EXTRACTED RECORDS >>

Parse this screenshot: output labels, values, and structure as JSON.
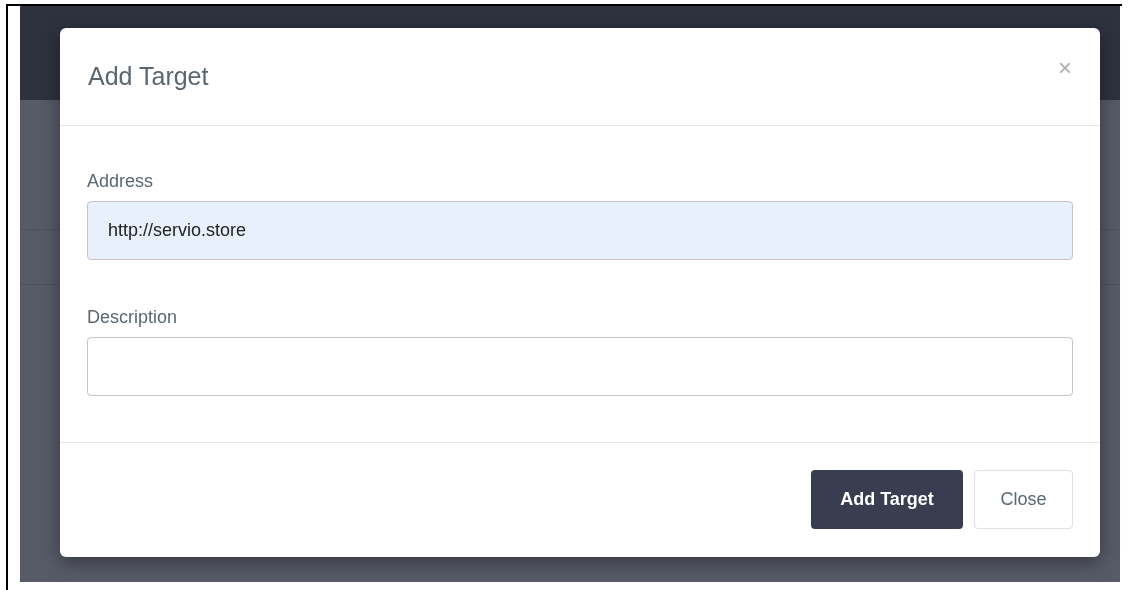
{
  "dialog": {
    "title": "Add Target",
    "close_icon": "×",
    "fields": [
      {
        "label": "Address",
        "value": "http://servio.store",
        "autofilled": true
      },
      {
        "label": "Description",
        "autofilled": false
      }
    ],
    "buttons": [
      {
        "label": "Add Target",
        "kind": "primary"
      },
      {
        "label": "Close",
        "kind": "secondary"
      }
    ]
  }
}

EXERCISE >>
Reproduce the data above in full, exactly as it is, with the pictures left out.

RESPONSE BOX >>
Parse this screenshot: output labels, values, and structure as JSON.
{
  "dialog": {
    "title": "Add Target",
    "close_icon": "×",
    "fields": [
      {
        "label": "Address",
        "value": "http://servio.store",
        "autofilled": true
      },
      {
        "label": "Description",
        "autofilled": false
      }
    ],
    "buttons": [
      {
        "label": "Add Target",
        "kind": "primary"
      },
      {
        "label": "Close",
        "kind": "secondary"
      }
    ]
  }
}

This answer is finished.